Data:
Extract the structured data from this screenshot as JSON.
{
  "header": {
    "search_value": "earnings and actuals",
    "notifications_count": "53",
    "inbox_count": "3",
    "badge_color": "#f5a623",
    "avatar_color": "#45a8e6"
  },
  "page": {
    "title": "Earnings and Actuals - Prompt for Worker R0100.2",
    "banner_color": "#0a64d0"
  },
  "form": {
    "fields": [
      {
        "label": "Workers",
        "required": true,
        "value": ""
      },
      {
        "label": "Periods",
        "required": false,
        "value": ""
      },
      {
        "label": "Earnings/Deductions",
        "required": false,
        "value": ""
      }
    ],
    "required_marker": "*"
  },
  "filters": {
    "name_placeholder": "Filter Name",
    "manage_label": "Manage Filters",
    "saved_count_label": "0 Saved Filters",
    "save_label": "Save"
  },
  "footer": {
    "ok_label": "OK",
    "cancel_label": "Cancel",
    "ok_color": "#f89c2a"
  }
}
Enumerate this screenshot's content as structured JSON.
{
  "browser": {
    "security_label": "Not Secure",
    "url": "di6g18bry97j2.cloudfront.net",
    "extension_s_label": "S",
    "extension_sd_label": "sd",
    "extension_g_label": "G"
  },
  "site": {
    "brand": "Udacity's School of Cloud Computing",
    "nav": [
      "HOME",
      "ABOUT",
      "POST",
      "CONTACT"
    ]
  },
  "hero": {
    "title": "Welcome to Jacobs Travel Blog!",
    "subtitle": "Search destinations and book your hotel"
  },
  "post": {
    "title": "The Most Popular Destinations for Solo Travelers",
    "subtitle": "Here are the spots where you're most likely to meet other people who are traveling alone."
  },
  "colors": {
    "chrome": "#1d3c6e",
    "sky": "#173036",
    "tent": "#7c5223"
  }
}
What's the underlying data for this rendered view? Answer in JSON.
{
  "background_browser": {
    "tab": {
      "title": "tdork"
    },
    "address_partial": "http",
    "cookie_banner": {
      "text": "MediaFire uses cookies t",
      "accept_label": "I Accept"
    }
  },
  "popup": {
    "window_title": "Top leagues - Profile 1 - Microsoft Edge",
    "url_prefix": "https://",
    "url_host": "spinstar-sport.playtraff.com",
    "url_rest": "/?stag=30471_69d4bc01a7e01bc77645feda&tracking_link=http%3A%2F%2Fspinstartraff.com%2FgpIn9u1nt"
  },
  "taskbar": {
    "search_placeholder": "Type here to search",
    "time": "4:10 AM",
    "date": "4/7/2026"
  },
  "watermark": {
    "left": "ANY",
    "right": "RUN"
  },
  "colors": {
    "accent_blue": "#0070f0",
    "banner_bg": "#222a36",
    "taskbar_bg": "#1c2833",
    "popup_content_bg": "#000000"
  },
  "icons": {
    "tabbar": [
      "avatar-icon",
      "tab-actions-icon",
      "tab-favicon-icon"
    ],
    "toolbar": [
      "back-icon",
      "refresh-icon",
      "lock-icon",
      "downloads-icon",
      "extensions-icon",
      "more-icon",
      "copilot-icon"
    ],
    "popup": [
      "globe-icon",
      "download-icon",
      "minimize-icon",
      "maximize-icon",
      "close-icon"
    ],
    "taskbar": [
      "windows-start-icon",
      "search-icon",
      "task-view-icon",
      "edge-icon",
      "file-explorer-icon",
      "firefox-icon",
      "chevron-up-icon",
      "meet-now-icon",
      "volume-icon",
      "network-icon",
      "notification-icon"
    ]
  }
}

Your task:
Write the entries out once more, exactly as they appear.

Result of the task:
Extract the structured data from this screenshot as JSON.
{
  "header": {
    "search_value": "earnings and actuals",
    "notifications_count": "53",
    "inbox_count": "3",
    "badge_color": "#f5a623",
    "avatar_color": "#45a8e6"
  },
  "page": {
    "title": "Earnings and Actuals - Prompt for Worker R0100.2",
    "banner_color": "#0a64d0"
  },
  "form": {
    "fields": [
      {
        "label": "Workers",
        "required": true,
        "value": ""
      },
      {
        "label": "Periods",
        "required": false,
        "value": ""
      },
      {
        "label": "Earnings/Deductions",
        "required": false,
        "value": ""
      }
    ],
    "required_marker": "*"
  },
  "filters": {
    "name_placeholder": "Filter Name",
    "manage_label": "Manage Filters",
    "saved_count_label": "0 Saved Filters",
    "save_label": "Save"
  },
  "footer": {
    "ok_label": "OK",
    "cancel_label": "Cancel",
    "ok_color": "#f89c2a"
  }
}
Enumerate this screenshot's content as structured JSON.
{
  "browser": {
    "security_label": "Not Secure",
    "url": "di6g18bry97j2.cloudfront.net",
    "extension_s_label": "S",
    "extension_sd_label": "sd",
    "extension_g_label": "G"
  },
  "site": {
    "brand": "Udacity's School of Cloud Computing",
    "nav": [
      "HOME",
      "ABOUT",
      "POST",
      "CONTACT"
    ]
  },
  "hero": {
    "title": "Welcome to Jacobs Travel Blog!",
    "subtitle": "Search destinations and book your hotel"
  },
  "post": {
    "title": "The Most Popular Destinations for Solo Travelers",
    "subtitle": "Here are the spots where you're most likely to meet other people who are traveling alone."
  },
  "colors": {
    "chrome": "#1d3c6e",
    "sky": "#173036",
    "tent": "#7c5223"
  }
}
What's the underlying data for this rendered view? Answer in JSON.
{
  "background_browser": {
    "tab": {
      "title": "tdork"
    },
    "address_partial": "http",
    "cookie_banner": {
      "text": "MediaFire uses cookies t",
      "accept_label": "I Accept"
    }
  },
  "popup": {
    "window_title": "Top leagues - Profile 1 - Microsoft Edge",
    "url_prefix": "https://",
    "url_host": "spinstar-sport.playtraff.com",
    "url_rest": "/?stag=30471_69d4bc01a7e01bc77645feda&tracking_link=http%3A%2F%2Fspinstartraff.com%2FgpIn9u1nt"
  },
  "taskbar": {
    "search_placeholder": "Type here to search",
    "time": "4:10 AM",
    "date": "4/7/2026"
  },
  "watermark": {
    "left": "ANY",
    "right": "RUN"
  },
  "colors": {
    "accent_blue": "#0070f0",
    "banner_bg": "#222a36",
    "taskbar_bg": "#1c2833",
    "popup_content_bg": "#000000"
  },
  "icons": {
    "tabbar": [
      "avatar-icon",
      "tab-actions-icon",
      "tab-favicon-icon"
    ],
    "toolbar": [
      "back-icon",
      "refresh-icon",
      "lock-icon",
      "downloads-icon",
      "extensions-icon",
      "more-icon",
      "copilot-icon"
    ],
    "popup": [
      "globe-icon",
      "download-icon",
      "minimize-icon",
      "maximize-icon",
      "close-icon"
    ],
    "taskbar": [
      "windows-start-icon",
      "search-icon",
      "task-view-icon",
      "edge-icon",
      "file-explorer-icon",
      "firefox-icon",
      "chevron-up-icon",
      "meet-now-icon",
      "volume-icon",
      "network-icon",
      "notification-icon"
    ]
  }
}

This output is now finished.